This time, Bryan Fischer of the AFA misapplies Martin Luther King Jr.’s quotes to justify bigotry against gays. How, you might ask? Apparently, by saying that being judgmental of them is appropriate, because you’re judging them for the “content of their character”.

The problem with this is, first you have to say that being gay is somehow an immoral character choice, and not a happenstance of genetics like, say, skin color. And you should probably try to prove that homosexuality is immoral without using your holy book — if you can — while mentioning MLK, considering how many passages from the very same books used to condemn homosexuality are also used to condone slavery of certain classes of people. You’re not going to twist your way out of this while still using your holy book, but I’d probably enjoy seeing you try.

Just another self-righteous asshole with an inability to empathize with people who are not exactly like themselves. Only this one has a radio show and a following.

Baptist preacher: Beat gender roles into your kids. Literally.

This literally made me sick to my stomach. No hyperbole, I physically choked on my bile over this.

Can we end this gender role shit now, please?! Seriously, here’s a guy who pretends to have better morality than the rest of us, advocating hitting kids for not acting like their societally prescribed gender roles. As though these kids are somehow evil for liking different things. As though liking wearing a dress means the boy is de facto gay, when this kid could be completely heterosexual otherwise. As though being gay is a bad thing to begin with.

This is just fractally wrong.

The preacher in question is Sean Harris, Senior Pastor of Berean Baptist Church in Fayetteville, NC. What say we express our outrage via Twitter?

Hat tip Joe.My.God.

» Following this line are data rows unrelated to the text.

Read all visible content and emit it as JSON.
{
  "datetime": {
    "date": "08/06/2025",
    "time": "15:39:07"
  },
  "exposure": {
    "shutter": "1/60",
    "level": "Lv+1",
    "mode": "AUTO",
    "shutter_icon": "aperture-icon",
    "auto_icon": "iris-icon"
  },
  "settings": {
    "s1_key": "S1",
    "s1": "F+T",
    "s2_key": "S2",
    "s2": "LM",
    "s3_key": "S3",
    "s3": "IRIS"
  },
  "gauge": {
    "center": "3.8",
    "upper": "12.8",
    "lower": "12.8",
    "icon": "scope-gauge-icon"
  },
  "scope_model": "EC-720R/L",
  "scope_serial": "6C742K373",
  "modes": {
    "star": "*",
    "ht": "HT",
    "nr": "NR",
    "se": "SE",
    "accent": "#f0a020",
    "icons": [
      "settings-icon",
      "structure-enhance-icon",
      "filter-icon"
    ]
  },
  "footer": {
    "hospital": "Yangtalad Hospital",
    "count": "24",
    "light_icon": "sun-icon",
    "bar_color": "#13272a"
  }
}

A few quick thoughts on gamifying religion

There’s still a lot I need to unpack from this article at Kotaku about gamifying religion. I wanted to get a few thoughts out about the base idea of creating a “morality hub”, a sort of user-driven voting scheme like Reddit where people can submit ideas about what morals should be followed and let the crowd vote up and down what should be prioritized. The corollary idea that the most popular morals become the most valuable (points-wise) morals to express is a bit disturbing.

First, there’s the ever-present fear of people gaming that sort of system, where on the internet, with anonymity, people give in to their baser ideals. Look at those places where giving offense is considered the highest virtue. The integrity of the voting system and the integrity of the submission system is quesitonable from the outset.

Second, there’s the very idea of competing with one another for the ability to do certain “moral” deeds. Must we elbow one another out of the way to tackle the little old lady looking to cross the street? And what of “grinding” certain low-level, easy to complete positive moral actions?

Third, is it really decent morality if you’re doing it for some (earthly or otherwise) reward? If you stop a mugging just because it’ll win you twenty points, is that a net good for society, or would people look for more altruistic reasons to stop that mugging before it’s considered moral?

Gamifying religion seems to suffer from every poor outcome and exploit that video game karma systems do. It might have some benefits in the real world, though. What do you folks think?